The What and How of Observing Effective Teaching
Typically, three things happen while observers are on an instructional round:
1. Affirm. Seeing other teachers engaging in the same practices you already do affirms teachers.
2. Wonder. Seeing other teachers engaging in practices different from one's own allows teachers to wonder about the possibilities.
3. Apply. Seeing other teachers' classroom and teaching methods allows teachers to apply new ideas to their own classes.
You'll see these ideas reflected in one of our observation templates below. However, schools and districts can utilize rounds to focus on school- or district-wide goals.
The key is that rounds are not evaluative in any way!
Instructional Rounds Quick Reference Guide (The How To)
Teachers can meet in the hall briefly after an observation to check in with each other about what they saw.
During the debriefing, the discussion centers on what was observed and how that affirms what teachers have already done, makes them wonder about a strategy, or gives them ideas to try.

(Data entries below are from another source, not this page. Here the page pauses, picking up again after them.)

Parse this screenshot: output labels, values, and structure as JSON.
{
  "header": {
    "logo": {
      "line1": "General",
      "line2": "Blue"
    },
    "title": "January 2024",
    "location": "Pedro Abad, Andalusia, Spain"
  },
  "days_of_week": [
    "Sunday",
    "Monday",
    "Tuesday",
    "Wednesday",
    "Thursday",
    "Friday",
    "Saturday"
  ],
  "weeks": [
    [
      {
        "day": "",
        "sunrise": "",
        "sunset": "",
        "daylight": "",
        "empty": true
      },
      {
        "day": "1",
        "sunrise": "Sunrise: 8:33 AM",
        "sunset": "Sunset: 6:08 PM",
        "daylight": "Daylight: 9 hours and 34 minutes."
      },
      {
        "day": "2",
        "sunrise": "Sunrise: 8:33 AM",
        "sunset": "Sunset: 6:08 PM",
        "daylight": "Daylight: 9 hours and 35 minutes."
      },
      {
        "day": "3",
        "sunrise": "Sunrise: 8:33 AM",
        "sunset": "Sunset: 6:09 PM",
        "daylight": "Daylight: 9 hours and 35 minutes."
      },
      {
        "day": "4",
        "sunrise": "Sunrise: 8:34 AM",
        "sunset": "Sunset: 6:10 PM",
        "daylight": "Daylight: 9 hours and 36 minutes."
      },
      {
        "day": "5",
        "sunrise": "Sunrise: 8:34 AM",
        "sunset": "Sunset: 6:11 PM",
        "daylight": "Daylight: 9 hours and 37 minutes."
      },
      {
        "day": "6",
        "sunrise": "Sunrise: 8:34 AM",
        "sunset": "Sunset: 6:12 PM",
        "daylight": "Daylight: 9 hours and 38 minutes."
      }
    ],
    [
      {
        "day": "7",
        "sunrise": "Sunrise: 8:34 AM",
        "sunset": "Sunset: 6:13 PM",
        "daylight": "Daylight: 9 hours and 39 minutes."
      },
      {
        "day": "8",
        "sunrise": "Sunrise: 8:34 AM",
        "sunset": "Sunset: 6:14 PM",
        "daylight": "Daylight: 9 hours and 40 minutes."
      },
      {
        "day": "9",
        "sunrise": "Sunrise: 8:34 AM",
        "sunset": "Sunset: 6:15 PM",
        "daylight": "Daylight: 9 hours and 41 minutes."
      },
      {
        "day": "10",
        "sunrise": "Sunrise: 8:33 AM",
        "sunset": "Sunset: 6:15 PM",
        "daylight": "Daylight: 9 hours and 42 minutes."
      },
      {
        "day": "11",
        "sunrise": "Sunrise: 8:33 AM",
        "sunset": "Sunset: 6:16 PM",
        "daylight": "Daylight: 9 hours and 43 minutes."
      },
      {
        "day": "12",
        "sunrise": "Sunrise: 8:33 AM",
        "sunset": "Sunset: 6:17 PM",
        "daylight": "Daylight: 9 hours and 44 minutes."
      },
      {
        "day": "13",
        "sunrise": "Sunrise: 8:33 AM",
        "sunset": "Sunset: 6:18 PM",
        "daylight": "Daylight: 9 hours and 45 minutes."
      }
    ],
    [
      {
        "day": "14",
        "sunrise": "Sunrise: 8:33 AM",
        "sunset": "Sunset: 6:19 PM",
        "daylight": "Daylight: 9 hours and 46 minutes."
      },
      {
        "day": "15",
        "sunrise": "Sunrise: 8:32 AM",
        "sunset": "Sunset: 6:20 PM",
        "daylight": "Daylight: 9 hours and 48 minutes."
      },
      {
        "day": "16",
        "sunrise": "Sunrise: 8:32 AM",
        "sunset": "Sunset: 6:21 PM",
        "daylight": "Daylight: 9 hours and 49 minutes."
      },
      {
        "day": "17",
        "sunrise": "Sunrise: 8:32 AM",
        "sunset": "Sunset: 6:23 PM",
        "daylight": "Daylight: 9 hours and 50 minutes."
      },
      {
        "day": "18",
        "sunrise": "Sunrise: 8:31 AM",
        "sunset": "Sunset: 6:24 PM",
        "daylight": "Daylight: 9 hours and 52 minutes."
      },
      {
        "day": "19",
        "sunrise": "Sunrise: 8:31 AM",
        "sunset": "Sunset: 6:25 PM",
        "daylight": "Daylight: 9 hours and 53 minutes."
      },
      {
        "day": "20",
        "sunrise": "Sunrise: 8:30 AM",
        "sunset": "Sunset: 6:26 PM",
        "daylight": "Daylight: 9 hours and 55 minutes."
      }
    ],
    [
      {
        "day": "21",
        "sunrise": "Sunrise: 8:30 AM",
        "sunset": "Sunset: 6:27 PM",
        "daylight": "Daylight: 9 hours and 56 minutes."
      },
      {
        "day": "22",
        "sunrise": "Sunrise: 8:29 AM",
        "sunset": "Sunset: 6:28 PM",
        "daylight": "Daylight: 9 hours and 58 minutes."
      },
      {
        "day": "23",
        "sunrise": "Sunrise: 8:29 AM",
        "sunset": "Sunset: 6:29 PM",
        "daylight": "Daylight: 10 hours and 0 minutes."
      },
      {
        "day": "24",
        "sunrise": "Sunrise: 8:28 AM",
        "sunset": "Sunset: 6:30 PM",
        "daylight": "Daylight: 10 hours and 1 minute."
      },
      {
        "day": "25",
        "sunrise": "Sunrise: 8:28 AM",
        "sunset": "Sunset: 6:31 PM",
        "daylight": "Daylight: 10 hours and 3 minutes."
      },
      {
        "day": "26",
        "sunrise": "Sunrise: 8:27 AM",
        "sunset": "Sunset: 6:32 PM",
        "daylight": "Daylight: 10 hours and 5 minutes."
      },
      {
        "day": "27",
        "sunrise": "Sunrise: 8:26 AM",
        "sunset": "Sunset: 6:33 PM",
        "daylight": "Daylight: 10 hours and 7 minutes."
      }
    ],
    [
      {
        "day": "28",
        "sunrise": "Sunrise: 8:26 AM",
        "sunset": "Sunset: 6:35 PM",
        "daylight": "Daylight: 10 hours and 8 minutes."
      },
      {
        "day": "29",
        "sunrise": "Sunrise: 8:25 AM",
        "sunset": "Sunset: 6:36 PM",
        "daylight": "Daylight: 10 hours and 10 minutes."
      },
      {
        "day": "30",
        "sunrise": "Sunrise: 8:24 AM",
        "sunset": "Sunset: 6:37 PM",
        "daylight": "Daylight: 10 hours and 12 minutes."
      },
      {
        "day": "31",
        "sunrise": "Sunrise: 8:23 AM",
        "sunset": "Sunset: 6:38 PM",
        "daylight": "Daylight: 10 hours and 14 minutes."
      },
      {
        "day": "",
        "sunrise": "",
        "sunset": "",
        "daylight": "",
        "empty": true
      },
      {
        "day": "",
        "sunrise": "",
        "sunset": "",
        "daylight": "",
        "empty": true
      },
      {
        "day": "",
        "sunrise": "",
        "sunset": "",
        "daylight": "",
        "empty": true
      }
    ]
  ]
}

Additionally, during the debriefing, teachers usually take a moment to thank the observed teachers for opening their classrooms to observers (either through a note or email).